Exercise description
Each line below is to be written out once more, precisely as given.

****************

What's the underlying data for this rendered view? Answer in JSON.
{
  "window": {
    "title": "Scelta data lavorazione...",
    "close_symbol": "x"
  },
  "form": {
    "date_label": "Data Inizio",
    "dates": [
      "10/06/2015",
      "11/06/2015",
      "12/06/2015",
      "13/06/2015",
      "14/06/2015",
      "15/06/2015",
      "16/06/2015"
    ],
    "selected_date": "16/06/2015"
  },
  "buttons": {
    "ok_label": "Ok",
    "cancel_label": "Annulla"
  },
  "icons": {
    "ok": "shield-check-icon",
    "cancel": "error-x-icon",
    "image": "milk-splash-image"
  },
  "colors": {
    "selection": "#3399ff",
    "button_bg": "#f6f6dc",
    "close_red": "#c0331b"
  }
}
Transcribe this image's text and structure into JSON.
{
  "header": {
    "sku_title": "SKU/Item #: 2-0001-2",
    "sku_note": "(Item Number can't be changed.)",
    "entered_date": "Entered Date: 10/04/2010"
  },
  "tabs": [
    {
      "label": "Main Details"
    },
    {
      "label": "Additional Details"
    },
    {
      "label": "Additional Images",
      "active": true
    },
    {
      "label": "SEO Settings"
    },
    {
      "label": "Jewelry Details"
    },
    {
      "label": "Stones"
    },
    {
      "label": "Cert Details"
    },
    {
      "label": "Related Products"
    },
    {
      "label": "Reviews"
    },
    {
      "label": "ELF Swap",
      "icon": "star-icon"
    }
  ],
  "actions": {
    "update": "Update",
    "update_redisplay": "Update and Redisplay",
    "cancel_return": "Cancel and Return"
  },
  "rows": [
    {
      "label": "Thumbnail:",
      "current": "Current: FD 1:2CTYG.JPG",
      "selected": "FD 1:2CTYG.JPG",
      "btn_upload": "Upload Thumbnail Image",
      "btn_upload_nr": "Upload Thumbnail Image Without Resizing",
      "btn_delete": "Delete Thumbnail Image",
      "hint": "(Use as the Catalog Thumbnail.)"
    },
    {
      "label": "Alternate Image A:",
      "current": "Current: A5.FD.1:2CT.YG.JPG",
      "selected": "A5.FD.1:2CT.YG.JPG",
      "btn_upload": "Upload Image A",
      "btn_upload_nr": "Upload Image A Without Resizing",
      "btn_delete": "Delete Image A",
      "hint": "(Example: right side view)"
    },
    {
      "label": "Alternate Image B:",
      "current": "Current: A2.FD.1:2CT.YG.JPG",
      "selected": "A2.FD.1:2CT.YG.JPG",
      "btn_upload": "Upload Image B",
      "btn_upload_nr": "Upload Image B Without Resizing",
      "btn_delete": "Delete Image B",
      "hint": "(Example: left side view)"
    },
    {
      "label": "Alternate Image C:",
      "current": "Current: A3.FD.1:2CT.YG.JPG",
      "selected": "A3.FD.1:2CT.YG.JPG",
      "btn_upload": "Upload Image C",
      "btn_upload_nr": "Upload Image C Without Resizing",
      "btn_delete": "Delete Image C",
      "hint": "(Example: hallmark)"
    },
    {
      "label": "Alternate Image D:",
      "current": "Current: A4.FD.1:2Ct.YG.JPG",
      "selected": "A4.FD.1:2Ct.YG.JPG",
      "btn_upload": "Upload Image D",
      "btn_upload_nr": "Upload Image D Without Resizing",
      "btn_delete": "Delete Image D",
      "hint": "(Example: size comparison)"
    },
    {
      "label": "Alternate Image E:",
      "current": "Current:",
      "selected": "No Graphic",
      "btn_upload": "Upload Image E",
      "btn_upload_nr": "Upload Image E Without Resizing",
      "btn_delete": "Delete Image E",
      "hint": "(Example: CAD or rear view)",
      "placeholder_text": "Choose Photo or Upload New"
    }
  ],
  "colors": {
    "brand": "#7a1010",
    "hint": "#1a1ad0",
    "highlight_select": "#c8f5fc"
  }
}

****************

Task solution
What's the underlying data for this rendered view? Answer in JSON.
{
  "window": {
    "title": "Scelta data lavorazione...",
    "close_symbol": "x"
  },
  "form": {
    "date_label": "Data Inizio",
    "dates": [
      "10/06/2015",
      "11/06/2015",
      "12/06/2015",
      "13/06/2015",
      "14/06/2015",
      "15/06/2015",
      "16/06/2015"
    ],
    "selected_date": "16/06/2015"
  },
  "buttons": {
    "ok_label": "Ok",
    "cancel_label": "Annulla"
  },
  "icons": {
    "ok": "shield-check-icon",
    "cancel": "error-x-icon",
    "image": "milk-splash-image"
  },
  "colors": {
    "selection": "#3399ff",
    "button_bg": "#f6f6dc",
    "close_red": "#c0331b"
  }
}
Transcribe this image's text and structure into JSON.
{
  "header": {
    "sku_title": "SKU/Item #: 2-0001-2",
    "sku_note": "(Item Number can't be changed.)",
    "entered_date": "Entered Date: 10/04/2010"
  },
  "tabs": [
    {
      "label": "Main Details"
    },
    {
      "label": "Additional Details"
    },
    {
      "label": "Additional Images",
      "active": true
    },
    {
      "label": "SEO Settings"
    },
    {
      "label": "Jewelry Details"
    },
    {
      "label": "Stones"
    },
    {
      "label": "Cert Details"
    },
    {
      "label": "Related Products"
    },
    {
      "label": "Reviews"
    },
    {
      "label": "ELF Swap",
      "icon": "star-icon"
    }
  ],
  "actions": {
    "update": "Update",
    "update_redisplay": "Update and Redisplay",
    "cancel_return": "Cancel and Return"
  },
  "rows": [
    {
      "label": "Thumbnail:",
      "current": "Current: FD 1:2CTYG.JPG",
      "selected": "FD 1:2CTYG.JPG",
      "btn_upload": "Upload Thumbnail Image",
      "btn_upload_nr": "Upload Thumbnail Image Without Resizing",
      "btn_delete": "Delete Thumbnail Image",
      "hint": "(Use as the Catalog Thumbnail.)"
    },
    {
      "label": "Alternate Image A:",
      "current": "Current: A5.FD.1:2CT.YG.JPG",
      "selected": "A5.FD.1:2CT.YG.JPG",
      "btn_upload": "Upload Image A",
      "btn_upload_nr": "Upload Image A Without Resizing",
      "btn_delete": "Delete Image A",
      "hint": "(Example: right side view)"
    },
    {
      "label": "Alternate Image B:",
      "current": "Current: A2.FD.1:2CT.YG.JPG",
      "selected": "A2.FD.1:2CT.YG.JPG",
      "btn_upload": "Upload Image B",
      "btn_upload_nr": "Upload Image B Without Resizing",
      "btn_delete": "Delete Image B",
      "hint": "(Example: left side view)"
    },
    {
      "label": "Alternate Image C:",
      "current": "Current: A3.FD.1:2CT.YG.JPG",
      "selected": "A3.FD.1:2CT.YG.JPG",
      "btn_upload": "Upload Image C",
      "btn_upload_nr": "Upload Image C Without Resizing",
      "btn_delete": "Delete Image C",
      "hint": "(Example: hallmark)"
    },
    {
      "label": "Alternate Image D:",
      "current": "Current: A4.FD.1:2Ct.YG.JPG",
      "selected": "A4.FD.1:2Ct.YG.JPG",
      "btn_upload": "Upload Image D",
      "btn_upload_nr": "Upload Image D Without Resizing",
      "btn_delete": "Delete Image D",
      "hint": "(Example: size comparison)"
    },
    {
      "label": "Alternate Image E:",
      "current": "Current:",
      "selected": "No Graphic",
      "btn_upload": "Upload Image E",
      "btn_upload_nr": "Upload Image E Without Resizing",
      "btn_delete": "Delete Image E",
      "hint": "(Example: CAD or rear view)",
      "placeholder_text": "Choose Photo or Upload New"
    }
  ],
  "colors": {
    "brand": "#7a1010",
    "hint": "#1a1ad0",
    "highlight_select": "#c8f5fc"
  }
}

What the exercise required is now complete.